I have a black thumb of death when it comes to plants. So when I moved into a house that had an immaculate garden that required little of me to keep it alive, I was thrilled! Last spring when I saw the peonies bloom I was over the moon and I have been anxiously awaiting their arrival this year.
Every day I have peeked to see the buds getting bigger and bigger, ready to burst any day now. Yesterday I checked on my beloved peonies and every single bud had been chopped off the branches.
Y’all, I cried.
I screamed -- “Who would do this?!” and my six year old sheepishly confessed, and then showed me all of the other flowers in our garden he had destroyed.
My sweet son, who had a traumatic encounter with bees the summer before last, decided that if we had no flowers we would have no bees, and so he destroyed them all. When he saw my tears he apologized profusely, and it took everything inside of me to forgive that boy. Every time I leave the house now I see those mangled branches and I feel a little sick to my stomach. I see everyone posting peonies on Instagram and I cry a little.
And I think that’s okay, it’s okay to be sad a little.
What is not okay is to bring the flowers back up after I have forgiven my son (which I have been tempted to do more than once). What’s not okay is to hold onto the sadness and make it a thing, to hold flowers up like they are an idol, to make peonies more important than the heart of my son.
What has passed has passed, and once it’s been forgiven the slate is wiped clean.
Just like with Jesus.
Our past is our past, He took the punishment so that we could be forgiven and we are washed clean. Jesus never mentions it again, in fact He forgets it.
So I am trying, I am trying to forget my pretty blooms, to focus on the sweet heart of my boy, to offer grace and forgiveness even when it’s harder than it should be.

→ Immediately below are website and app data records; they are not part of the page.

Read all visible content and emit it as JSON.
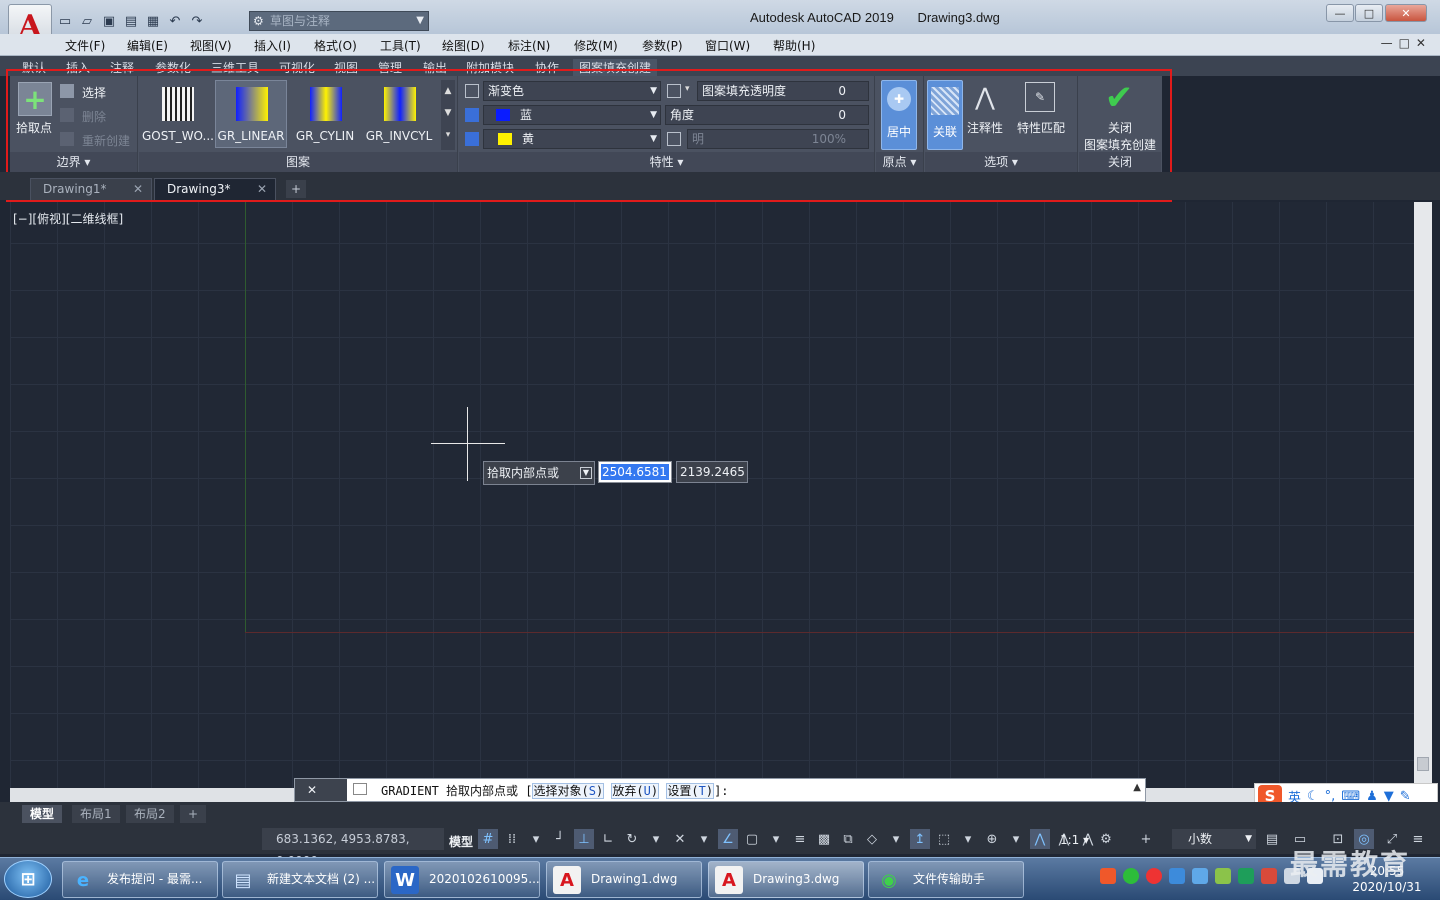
{
  "window": {
    "app_title": "Autodesk AutoCAD 2019",
    "file_title": "Drawing3.dwg",
    "workspace": "草图与注释",
    "minimize": "—",
    "maximize": "□",
    "close": "✕"
  },
  "menu": [
    "文件(F)",
    "编辑(E)",
    "视图(V)",
    "插入(I)",
    "格式(O)",
    "工具(T)",
    "绘图(D)",
    "标注(N)",
    "修改(M)",
    "参数(P)",
    "窗口(W)",
    "帮助(H)"
  ],
  "ribbon_tabs": [
    "默认",
    "插入",
    "注释",
    "参数化",
    "三维工具",
    "可视化",
    "视图",
    "管理",
    "输出",
    "附加模块",
    "协作",
    "图案填充创建"
  ],
  "ribbon": {
    "boundary": {
      "pick_point": "拾取点",
      "select": "选择",
      "remove": "删除",
      "recreate": "重新创建",
      "title": "边界 ▾"
    },
    "pattern": {
      "title": "图案",
      "items": [
        "GOST_WO...",
        "GR_LINEAR",
        "GR_CYLIN",
        "GR_INVCYL"
      ]
    },
    "properties": {
      "type": "渐变色",
      "color1": "蓝",
      "color1_hex": "#0a1cff",
      "color2": "黄",
      "color2_hex": "#fff200",
      "transparency_label": "图案填充透明度",
      "transparency_value": "0",
      "angle_label": "角度",
      "angle_value": "0",
      "tint_label": "明",
      "tint_value": "100%",
      "title": "特性 ▾"
    },
    "origin": {
      "center": "居中",
      "title": "原点 ▾"
    },
    "options": {
      "associative": "关联",
      "annotative": "注释性",
      "match": "特性匹配",
      "title": "选项 ▾"
    },
    "close": {
      "label1": "关闭",
      "label2": "图案填充创建",
      "title": "关闭"
    }
  },
  "file_tabs": [
    {
      "label": "Drawing1*",
      "active": false
    },
    {
      "label": "Drawing3*",
      "active": true
    }
  ],
  "viewport_label": "[−][俯视][二维线框]",
  "dynamic_input": {
    "prompt": "拾取内部点或",
    "x": "2504.6581",
    "y": "2139.2465"
  },
  "command_line": {
    "command": "GRADIENT",
    "text": " 拾取内部点或 [",
    "opt1": "选择对象(",
    "opt1_key": "S",
    "opt2": "放弃(",
    "opt2_key": "U",
    "opt3": "设置(",
    "opt3_key": "T",
    "end": "]:"
  },
  "layout_tabs": [
    "模型",
    "布局1",
    "布局2"
  ],
  "status": {
    "coords": "683.1362, 4953.8783, 0.0000",
    "model": "模型",
    "scale": "1:1 ▾",
    "units": "小数"
  },
  "ime": {
    "mode": "英"
  },
  "taskbar": [
    "发布提问 - 最需...",
    "新建文本文档 (2) ...",
    "2020102610095...",
    "Drawing1.dwg",
    "Drawing3.dwg",
    "文件传输助手"
  ],
  "clock": {
    "time": "20:55",
    "date": "2020/10/31"
  },
  "watermark": "最需教育"
}
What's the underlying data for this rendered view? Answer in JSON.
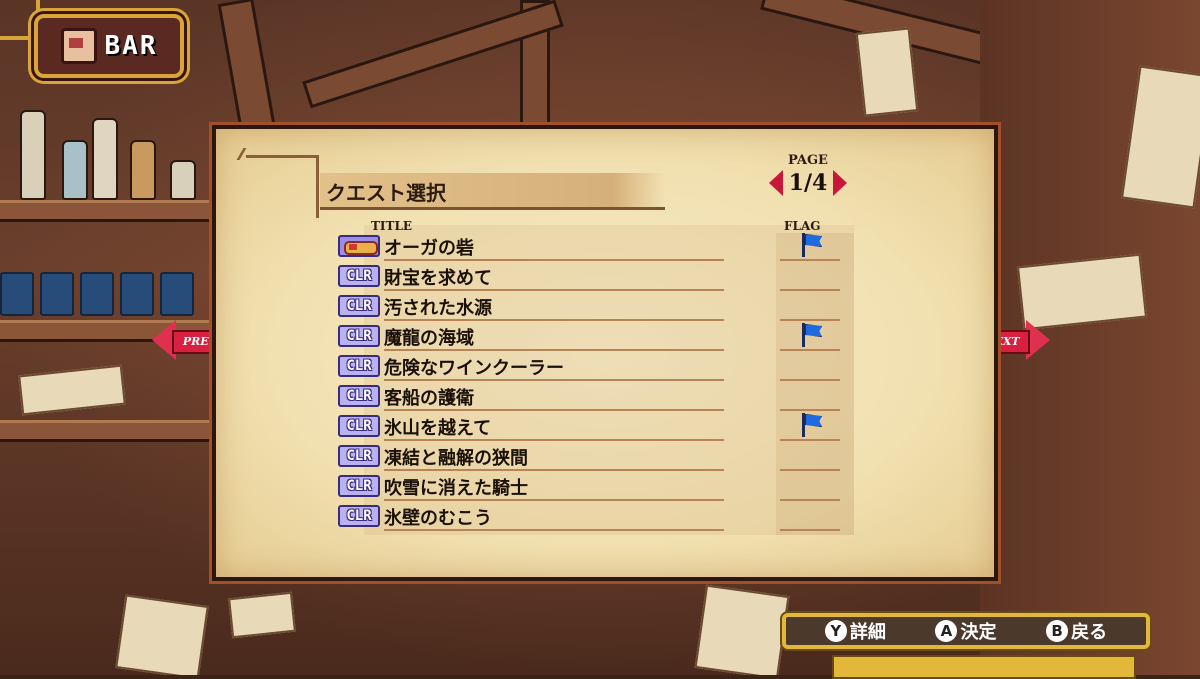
{
  "header": {
    "badge_label": "BAR",
    "badge_icon": "bar-building-icon"
  },
  "panel": {
    "heading": "クエスト選択",
    "page_label": "PAGE",
    "page_value": "1/4",
    "columns": {
      "title": "TITLE",
      "flag": "FLAG"
    }
  },
  "quests": [
    {
      "badge": "",
      "badge_type": "new-icon",
      "title": "オーガの砦",
      "flag": true
    },
    {
      "badge": "CLR",
      "badge_type": "clear",
      "title": "財宝を求めて",
      "flag": false
    },
    {
      "badge": "CLR",
      "badge_type": "clear",
      "title": "汚された水源",
      "flag": false
    },
    {
      "badge": "CLR",
      "badge_type": "clear",
      "title": "魔龍の海域",
      "flag": true
    },
    {
      "badge": "CLR",
      "badge_type": "clear",
      "title": "危険なワインクーラー",
      "flag": false
    },
    {
      "badge": "CLR",
      "badge_type": "clear",
      "title": "客船の護衛",
      "flag": false
    },
    {
      "badge": "CLR",
      "badge_type": "clear",
      "title": "氷山を越えて",
      "flag": true
    },
    {
      "badge": "CLR",
      "badge_type": "clear",
      "title": "凍結と融解の狭間",
      "flag": false
    },
    {
      "badge": "CLR",
      "badge_type": "clear",
      "title": "吹雪に消えた騎士",
      "flag": false
    },
    {
      "badge": "CLR",
      "badge_type": "clear",
      "title": "氷壁のむこう",
      "flag": false
    }
  ],
  "nav": {
    "prev_label": "PREV",
    "next_label": "NEXT"
  },
  "controls": [
    {
      "button": "Y",
      "label": "詳細"
    },
    {
      "button": "A",
      "label": "決定"
    },
    {
      "button": "B",
      "label": "戻る"
    }
  ],
  "colors": {
    "accent_red": "#e03050",
    "flag_blue": "#1f6ae0",
    "gold": "#e2b83a",
    "parchment": "#f1e0b0"
  }
}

And I am buying peonies blooms from the store. Because, peonies.